■ How to complete this task: Copy the records below without altering a single word.

---

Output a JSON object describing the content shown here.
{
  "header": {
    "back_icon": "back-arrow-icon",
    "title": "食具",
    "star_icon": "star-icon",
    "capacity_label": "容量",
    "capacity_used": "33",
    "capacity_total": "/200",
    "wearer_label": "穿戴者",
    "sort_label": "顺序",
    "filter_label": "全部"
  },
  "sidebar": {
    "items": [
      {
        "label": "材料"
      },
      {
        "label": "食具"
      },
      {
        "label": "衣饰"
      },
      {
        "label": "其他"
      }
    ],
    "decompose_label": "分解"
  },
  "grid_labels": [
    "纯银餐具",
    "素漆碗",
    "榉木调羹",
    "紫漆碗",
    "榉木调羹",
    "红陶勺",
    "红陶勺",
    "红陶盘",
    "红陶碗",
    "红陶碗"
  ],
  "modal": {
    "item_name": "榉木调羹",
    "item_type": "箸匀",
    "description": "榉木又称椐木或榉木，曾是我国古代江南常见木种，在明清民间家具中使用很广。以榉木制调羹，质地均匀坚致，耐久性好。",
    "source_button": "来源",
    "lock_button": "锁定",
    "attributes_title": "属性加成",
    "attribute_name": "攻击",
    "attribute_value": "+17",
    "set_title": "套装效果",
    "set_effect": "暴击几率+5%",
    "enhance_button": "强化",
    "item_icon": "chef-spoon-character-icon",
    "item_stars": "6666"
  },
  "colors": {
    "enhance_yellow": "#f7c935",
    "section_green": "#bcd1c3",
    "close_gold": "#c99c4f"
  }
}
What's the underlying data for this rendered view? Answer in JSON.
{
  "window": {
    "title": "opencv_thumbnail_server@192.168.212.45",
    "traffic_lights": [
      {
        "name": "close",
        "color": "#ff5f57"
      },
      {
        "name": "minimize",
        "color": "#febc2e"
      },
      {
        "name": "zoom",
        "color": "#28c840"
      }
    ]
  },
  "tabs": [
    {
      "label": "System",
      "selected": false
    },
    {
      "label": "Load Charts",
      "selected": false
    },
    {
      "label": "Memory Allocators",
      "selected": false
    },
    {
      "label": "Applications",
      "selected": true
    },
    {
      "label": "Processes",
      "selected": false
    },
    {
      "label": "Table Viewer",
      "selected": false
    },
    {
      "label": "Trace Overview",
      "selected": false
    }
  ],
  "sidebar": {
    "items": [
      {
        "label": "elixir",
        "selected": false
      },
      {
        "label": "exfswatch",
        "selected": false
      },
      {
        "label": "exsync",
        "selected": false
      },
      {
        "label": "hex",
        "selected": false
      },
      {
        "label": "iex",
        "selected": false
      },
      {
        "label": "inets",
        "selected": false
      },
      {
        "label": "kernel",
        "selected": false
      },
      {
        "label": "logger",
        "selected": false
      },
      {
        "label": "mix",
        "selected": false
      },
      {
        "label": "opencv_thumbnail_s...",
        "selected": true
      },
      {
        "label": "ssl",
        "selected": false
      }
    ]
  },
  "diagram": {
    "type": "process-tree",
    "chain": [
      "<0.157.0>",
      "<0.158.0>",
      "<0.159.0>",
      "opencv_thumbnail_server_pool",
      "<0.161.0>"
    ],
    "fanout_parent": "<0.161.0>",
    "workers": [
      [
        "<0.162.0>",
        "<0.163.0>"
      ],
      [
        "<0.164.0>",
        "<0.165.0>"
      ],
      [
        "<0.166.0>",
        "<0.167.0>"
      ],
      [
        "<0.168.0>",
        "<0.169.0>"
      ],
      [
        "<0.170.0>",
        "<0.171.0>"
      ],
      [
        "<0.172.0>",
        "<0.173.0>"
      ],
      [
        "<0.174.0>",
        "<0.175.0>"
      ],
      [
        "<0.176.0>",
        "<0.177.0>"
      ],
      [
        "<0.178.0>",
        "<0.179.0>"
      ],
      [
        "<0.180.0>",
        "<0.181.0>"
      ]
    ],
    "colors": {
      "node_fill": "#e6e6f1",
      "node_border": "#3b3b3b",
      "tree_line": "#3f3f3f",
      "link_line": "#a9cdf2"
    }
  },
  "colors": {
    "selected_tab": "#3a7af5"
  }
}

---

■ Result of this exercise:
Output a JSON object describing the content shown here.
{
  "header": {
    "back_icon": "back-arrow-icon",
    "title": "食具",
    "star_icon": "star-icon",
    "capacity_label": "容量",
    "capacity_used": "33",
    "capacity_total": "/200",
    "wearer_label": "穿戴者",
    "sort_label": "顺序",
    "filter_label": "全部"
  },
  "sidebar": {
    "items": [
      {
        "label": "材料"
      },
      {
        "label": "食具"
      },
      {
        "label": "衣饰"
      },
      {
        "label": "其他"
      }
    ],
    "decompose_label": "分解"
  },
  "grid_labels": [
    "纯银餐具",
    "素漆碗",
    "榉木调羹",
    "紫漆碗",
    "榉木调羹",
    "红陶勺",
    "红陶勺",
    "红陶盘",
    "红陶碗",
    "红陶碗"
  ],
  "modal": {
    "item_name": "榉木调羹",
    "item_type": "箸匀",
    "description": "榉木又称椐木或榉木，曾是我国古代江南常见木种，在明清民间家具中使用很广。以榉木制调羹，质地均匀坚致，耐久性好。",
    "source_button": "来源",
    "lock_button": "锁定",
    "attributes_title": "属性加成",
    "attribute_name": "攻击",
    "attribute_value": "+17",
    "set_title": "套装效果",
    "set_effect": "暴击几率+5%",
    "enhance_button": "强化",
    "item_icon": "chef-spoon-character-icon",
    "item_stars": "6666"
  },
  "colors": {
    "enhance_yellow": "#f7c935",
    "section_green": "#bcd1c3",
    "close_gold": "#c99c4f"
  }
}
What's the underlying data for this rendered view? Answer in JSON.
{
  "window": {
    "title": "opencv_thumbnail_server@192.168.212.45",
    "traffic_lights": [
      {
        "name": "close",
        "color": "#ff5f57"
      },
      {
        "name": "minimize",
        "color": "#febc2e"
      },
      {
        "name": "zoom",
        "color": "#28c840"
      }
    ]
  },
  "tabs": [
    {
      "label": "System",
      "selected": false
    },
    {
      "label": "Load Charts",
      "selected": false
    },
    {
      "label": "Memory Allocators",
      "selected": false
    },
    {
      "label": "Applications",
      "selected": true
    },
    {
      "label": "Processes",
      "selected": false
    },
    {
      "label": "Table Viewer",
      "selected": false
    },
    {
      "label": "Trace Overview",
      "selected": false
    }
  ],
  "sidebar": {
    "items": [
      {
        "label": "elixir",
        "selected": false
      },
      {
        "label": "exfswatch",
        "selected": false
      },
      {
        "label": "exsync",
        "selected": false
      },
      {
        "label": "hex",
        "selected": false
      },
      {
        "label": "iex",
        "selected": false
      },
      {
        "label": "inets",
        "selected": false
      },
      {
        "label": "kernel",
        "selected": false
      },
      {
        "label": "logger",
        "selected": false
      },
      {
        "label": "mix",
        "selected": false
      },
      {
        "label": "opencv_thumbnail_s...",
        "selected": true
      },
      {
        "label": "ssl",
        "selected": false
      }
    ]
  },
  "diagram": {
    "type": "process-tree",
    "chain": [
      "<0.157.0>",
      "<0.158.0>",
      "<0.159.0>",
      "opencv_thumbnail_server_pool",
      "<0.161.0>"
    ],
    "fanout_parent": "<0.161.0>",
    "workers": [
      [
        "<0.162.0>",
        "<0.163.0>"
      ],
      [
        "<0.164.0>",
        "<0.165.0>"
      ],
      [
        "<0.166.0>",
        "<0.167.0>"
      ],
      [
        "<0.168.0>",
        "<0.169.0>"
      ],
      [
        "<0.170.0>",
        "<0.171.0>"
      ],
      [
        "<0.172.0>",
        "<0.173.0>"
      ],
      [
        "<0.174.0>",
        "<0.175.0>"
      ],
      [
        "<0.176.0>",
        "<0.177.0>"
      ],
      [
        "<0.178.0>",
        "<0.179.0>"
      ],
      [
        "<0.180.0>",
        "<0.181.0>"
      ]
    ],
    "colors": {
      "node_fill": "#e6e6f1",
      "node_border": "#3b3b3b",
      "tree_line": "#3f3f3f",
      "link_line": "#a9cdf2"
    }
  },
  "colors": {
    "selected_tab": "#3a7af5"
  }
}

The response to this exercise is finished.